Yep, we're really not that far past the tragedy yet. But the first of the lawsuits about the collapse have already started to roll in. One asks for $60 million. That's a whole lotta dough. It makes me wonder what the family will do with it if it is awarded to them. I doubt the pain of the death will vanish. Who knows, maybe it helps.

I just don't understand mega-lawsuits like this. I never have. I think they harm free enterprise and society. I feel like they do little to help the family's grieving process, and it's done by selling out the dead.

Where did the $60 million number come from? Was $1 million not enough? Why not $10 million?

We don't even know what happened yet. No cause has been determined. No investigation has been completed. (In fact, one of the lawsuits promises to slow that process by asking the heap to remain untouched for now.) There is no way to know who, if anybody other than Mother Nature, is responsible for what happened. No one yet to accurately blame.

But the lawsuits come anyway. They don't seem to care who is really to blame. They'll just blame everybody. And ask for their money. Lots and lots of it.

Some insurance companies will have to write some large checks. The taxpayers will surely foot big chunks of the bill. A business or two may cease to exist.

The bidding opened at $60 million. That's just the starting point. Over the next several months we will see a lot more lawsuits filed. Some will ask for more. Some will ask for less.

How much is really needed? Cover hospital bills? Sure. Cover final expenses? Yep. Cover time away from work? Of course.

But how do you calculate how much more is needed? How much is all this really worth? Why $60 million?

I've never had a lawyer knock on my door and say, "I'm sorry about your recent tragedy. I can make you very rich from it, though." I never want to. But if something like this did happen to me, I'd hope I could tell the lawyer to go to hell. It'd be hard to, in the face of riches, I'm sure. But I'd hope I could keep my resolve.

Pay my costs and throw in a little extra for the trouble, and allow me to live the rest of my life without the guilt of feeling like I sold out my loved one's death. That's how I'd like to think I'd handle it. I never want to know.

Am I wrong, here?


  1. I'll preface my comment with my condolences to the family and friends of the deceased victims, over what appears to be a freak accident.
    The story exemplifies the change in our societies mentality over the past couple decades, Greed!
    Sure, the cost of medical and final burial expenses are a given.

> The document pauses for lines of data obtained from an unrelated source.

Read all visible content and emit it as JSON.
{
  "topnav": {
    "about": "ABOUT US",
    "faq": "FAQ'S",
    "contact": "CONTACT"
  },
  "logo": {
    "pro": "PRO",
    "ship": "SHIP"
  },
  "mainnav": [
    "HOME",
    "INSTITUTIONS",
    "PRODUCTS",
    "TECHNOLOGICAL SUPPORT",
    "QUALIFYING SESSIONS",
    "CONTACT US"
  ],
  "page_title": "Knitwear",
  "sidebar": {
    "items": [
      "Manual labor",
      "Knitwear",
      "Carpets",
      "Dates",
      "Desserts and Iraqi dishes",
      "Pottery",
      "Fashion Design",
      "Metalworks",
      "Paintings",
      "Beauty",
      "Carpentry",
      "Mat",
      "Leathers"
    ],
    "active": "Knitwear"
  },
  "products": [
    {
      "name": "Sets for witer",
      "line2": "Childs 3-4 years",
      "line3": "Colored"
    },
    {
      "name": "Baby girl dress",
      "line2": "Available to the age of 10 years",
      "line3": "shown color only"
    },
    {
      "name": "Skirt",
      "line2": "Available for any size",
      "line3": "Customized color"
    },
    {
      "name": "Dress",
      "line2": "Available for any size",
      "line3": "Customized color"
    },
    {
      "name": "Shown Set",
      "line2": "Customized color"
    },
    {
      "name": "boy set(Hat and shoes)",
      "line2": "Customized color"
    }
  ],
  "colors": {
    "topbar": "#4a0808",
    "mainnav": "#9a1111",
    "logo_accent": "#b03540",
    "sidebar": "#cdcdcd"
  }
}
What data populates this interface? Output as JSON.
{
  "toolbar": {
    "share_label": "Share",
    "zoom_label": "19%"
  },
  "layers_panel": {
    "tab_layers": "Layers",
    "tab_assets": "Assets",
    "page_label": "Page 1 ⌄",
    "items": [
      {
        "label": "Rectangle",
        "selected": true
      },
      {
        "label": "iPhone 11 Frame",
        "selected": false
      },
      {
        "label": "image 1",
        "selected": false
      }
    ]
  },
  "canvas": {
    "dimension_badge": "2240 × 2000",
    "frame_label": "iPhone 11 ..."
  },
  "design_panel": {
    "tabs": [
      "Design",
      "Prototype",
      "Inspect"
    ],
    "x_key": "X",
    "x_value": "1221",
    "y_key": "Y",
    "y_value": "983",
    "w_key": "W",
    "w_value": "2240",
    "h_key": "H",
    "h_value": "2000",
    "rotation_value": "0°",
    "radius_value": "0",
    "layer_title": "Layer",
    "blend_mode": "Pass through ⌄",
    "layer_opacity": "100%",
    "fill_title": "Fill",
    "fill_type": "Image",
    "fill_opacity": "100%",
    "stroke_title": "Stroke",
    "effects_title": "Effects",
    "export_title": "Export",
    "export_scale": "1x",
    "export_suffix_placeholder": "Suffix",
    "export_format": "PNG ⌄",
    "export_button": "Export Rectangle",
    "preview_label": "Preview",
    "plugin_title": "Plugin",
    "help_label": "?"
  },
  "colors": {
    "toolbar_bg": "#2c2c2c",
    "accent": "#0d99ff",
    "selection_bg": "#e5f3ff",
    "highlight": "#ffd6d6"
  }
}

But who can accurately determine the final figure of lost wages? 60 million, this lady would never make that in her lifetime, and I believe that should be the rule to justly arrive at a final figure for compensation.

  2. The number is a pie in the sky figure. In fact, you're not even supposed to give a specific number in your complaint. Not sure why one was given here.

    I don't understand the mentality that if there is negligence, someone should walk away without being compensated for the loss of their family member. What is the law supposed to say..."Too bad it, happened but here is $5,000 to cover the funeral." You're talking about people who have lost their husband or wife for the next 40-50 years. In the event of negligence, they should be compensated for lost income and loss of companionship. The notionthat Plaintffs regularly get wealthy on these types of case is a myth. Rarely does that happen.